Where in the data does the word "Tarihi" appear? Find those lines and copy them.
(Beginning of Data supplied)
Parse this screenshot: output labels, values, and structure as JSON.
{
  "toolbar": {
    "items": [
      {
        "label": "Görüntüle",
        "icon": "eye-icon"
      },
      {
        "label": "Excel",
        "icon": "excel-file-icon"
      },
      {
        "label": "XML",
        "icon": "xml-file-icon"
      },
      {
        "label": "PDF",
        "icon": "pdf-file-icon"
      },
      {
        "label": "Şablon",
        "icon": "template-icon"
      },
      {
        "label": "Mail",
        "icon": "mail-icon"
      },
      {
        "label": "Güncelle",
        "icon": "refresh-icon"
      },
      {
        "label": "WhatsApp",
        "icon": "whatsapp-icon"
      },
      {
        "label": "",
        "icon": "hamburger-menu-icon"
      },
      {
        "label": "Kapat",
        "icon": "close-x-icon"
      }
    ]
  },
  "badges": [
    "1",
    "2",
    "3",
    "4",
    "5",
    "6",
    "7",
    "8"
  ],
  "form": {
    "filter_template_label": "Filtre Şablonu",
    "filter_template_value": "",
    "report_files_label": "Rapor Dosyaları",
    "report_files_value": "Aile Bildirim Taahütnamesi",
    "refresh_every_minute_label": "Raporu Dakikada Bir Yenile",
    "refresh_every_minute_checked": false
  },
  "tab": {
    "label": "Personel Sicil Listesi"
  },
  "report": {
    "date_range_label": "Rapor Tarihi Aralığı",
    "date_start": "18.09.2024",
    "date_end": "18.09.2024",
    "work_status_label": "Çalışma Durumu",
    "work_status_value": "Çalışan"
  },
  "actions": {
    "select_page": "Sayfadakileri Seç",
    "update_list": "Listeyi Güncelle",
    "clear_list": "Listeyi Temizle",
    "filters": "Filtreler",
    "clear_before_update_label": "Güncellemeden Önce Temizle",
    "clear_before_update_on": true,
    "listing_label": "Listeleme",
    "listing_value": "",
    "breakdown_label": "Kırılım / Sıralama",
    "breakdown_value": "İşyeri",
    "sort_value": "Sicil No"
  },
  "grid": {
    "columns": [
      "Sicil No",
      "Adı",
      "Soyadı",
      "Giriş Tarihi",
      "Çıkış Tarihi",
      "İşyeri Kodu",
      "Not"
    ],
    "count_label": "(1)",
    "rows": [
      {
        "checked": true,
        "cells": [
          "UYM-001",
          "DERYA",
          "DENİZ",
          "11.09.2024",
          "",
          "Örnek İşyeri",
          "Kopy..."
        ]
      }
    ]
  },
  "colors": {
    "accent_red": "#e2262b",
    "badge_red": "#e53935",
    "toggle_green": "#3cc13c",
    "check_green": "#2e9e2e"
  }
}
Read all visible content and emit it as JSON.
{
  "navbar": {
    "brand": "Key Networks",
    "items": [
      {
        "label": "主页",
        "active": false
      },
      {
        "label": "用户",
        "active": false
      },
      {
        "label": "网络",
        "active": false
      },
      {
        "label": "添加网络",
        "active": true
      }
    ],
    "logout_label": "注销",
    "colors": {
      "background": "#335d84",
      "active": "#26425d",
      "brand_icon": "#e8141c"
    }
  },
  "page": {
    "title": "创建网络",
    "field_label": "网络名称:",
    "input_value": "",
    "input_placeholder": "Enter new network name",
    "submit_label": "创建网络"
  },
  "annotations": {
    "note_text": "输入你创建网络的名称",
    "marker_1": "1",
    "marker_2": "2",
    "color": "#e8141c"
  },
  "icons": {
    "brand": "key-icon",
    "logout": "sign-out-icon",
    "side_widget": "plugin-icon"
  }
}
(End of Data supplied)
_Solution to this problem:_
    "date_range_label": "Rapor Tarihi Aralığı",
      "Giriş Tarihi",
      "Çıkış Tarihi",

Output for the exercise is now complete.